Figure 1. Sound reduction index R of a single wall, area-related mass: 40 kg/m².
Broken line: Theoretical curves for an infinite wall without adjacent rooms.
Length of  emission room: 3 m. Length of receiving room: 3 m.

Figure 2 – in which the sound insulation spectrum of a double wall is represented for receiving room depths from 2.5 to 15 m – finally shows that the adjacent rooms practically do not exert any influence on the break at the resonance frequency. The investigations show a first indication as to which effects will have to be taken into account if, in future, a concept for a sound reduction index will be developed which will provide reasonable values – i. e. values which are in accordance with the perception – also at lowest frequencies. At present, the question as to what extent very low frequencies are perceived by humans is still the subject of research.

Figure 2. Sound reduction index R of a double wall (resonance frequency: 50 Hz) for receiving room lengths from 2.5 to 15 m.
Red line = averaged curve.
Thin green lines = theoretical curves according to L. CREMER for infinite walls without rooms.

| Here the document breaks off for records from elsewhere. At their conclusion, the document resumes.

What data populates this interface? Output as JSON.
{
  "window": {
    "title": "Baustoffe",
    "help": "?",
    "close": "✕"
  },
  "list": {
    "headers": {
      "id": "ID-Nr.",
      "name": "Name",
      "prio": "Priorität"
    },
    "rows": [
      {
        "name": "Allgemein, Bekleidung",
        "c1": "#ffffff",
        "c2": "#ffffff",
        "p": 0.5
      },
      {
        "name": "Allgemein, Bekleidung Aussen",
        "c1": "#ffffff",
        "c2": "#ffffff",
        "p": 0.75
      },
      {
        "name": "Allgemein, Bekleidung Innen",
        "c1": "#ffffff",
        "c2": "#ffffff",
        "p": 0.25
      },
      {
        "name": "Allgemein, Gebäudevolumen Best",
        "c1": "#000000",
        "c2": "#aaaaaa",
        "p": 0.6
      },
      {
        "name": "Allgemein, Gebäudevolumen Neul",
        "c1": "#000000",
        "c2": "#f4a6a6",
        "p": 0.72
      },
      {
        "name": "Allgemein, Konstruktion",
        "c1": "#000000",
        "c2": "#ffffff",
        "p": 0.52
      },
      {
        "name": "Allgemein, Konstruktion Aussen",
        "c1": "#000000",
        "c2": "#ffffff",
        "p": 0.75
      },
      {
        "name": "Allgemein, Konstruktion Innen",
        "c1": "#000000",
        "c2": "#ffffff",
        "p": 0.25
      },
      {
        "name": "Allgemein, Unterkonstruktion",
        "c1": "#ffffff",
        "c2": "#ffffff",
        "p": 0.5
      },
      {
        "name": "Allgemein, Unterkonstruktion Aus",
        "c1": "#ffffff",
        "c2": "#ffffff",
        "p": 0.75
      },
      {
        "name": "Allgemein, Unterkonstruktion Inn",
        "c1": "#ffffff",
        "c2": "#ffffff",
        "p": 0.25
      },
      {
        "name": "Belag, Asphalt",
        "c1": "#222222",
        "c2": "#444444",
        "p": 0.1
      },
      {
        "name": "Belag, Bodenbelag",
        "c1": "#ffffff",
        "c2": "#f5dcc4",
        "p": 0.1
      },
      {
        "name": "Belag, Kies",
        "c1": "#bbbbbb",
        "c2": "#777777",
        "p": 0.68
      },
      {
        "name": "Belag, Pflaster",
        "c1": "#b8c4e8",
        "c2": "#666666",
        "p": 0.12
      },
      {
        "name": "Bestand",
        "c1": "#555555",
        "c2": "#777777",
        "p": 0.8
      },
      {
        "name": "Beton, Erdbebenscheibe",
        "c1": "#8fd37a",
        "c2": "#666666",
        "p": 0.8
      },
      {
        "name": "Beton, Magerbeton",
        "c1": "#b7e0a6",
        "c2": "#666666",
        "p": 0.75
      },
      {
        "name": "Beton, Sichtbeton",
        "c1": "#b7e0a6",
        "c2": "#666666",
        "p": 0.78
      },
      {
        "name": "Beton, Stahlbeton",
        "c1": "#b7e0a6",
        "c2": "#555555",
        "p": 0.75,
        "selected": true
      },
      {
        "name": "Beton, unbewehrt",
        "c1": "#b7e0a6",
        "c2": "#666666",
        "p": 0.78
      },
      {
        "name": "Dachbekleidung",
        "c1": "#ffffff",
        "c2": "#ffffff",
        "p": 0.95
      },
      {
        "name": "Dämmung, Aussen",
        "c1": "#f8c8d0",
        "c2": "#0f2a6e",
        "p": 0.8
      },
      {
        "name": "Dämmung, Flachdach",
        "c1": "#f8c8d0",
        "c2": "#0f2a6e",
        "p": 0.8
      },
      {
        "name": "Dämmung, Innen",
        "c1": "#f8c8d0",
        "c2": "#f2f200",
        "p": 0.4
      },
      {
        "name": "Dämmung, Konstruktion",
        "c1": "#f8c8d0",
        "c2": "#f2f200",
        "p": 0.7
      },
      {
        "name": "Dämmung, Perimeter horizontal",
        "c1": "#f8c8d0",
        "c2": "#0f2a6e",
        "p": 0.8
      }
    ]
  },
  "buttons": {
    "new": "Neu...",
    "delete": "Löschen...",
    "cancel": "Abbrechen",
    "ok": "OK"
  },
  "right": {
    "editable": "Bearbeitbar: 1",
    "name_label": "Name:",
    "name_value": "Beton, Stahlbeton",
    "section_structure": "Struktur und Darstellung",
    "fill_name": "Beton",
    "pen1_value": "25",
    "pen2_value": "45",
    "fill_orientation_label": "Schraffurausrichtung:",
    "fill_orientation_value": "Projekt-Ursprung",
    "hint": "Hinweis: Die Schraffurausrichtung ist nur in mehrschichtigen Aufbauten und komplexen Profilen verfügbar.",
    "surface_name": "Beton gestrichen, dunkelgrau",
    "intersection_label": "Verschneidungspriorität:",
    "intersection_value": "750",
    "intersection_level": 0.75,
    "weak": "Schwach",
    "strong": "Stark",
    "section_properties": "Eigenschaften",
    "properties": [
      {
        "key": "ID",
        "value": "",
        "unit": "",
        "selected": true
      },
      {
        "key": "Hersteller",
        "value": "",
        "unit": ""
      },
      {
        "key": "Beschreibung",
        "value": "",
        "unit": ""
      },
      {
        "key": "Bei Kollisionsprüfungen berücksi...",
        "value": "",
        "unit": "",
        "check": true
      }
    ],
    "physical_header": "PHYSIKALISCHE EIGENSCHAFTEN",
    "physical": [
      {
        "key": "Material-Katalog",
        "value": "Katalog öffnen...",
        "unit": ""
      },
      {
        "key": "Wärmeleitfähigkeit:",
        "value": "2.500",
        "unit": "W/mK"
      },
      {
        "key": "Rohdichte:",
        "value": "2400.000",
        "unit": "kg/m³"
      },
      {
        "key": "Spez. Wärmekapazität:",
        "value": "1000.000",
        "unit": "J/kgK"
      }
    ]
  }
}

Contact person:

Werner Scholl, Dept. 1.7, e-mail: werner.scholl@ptb.de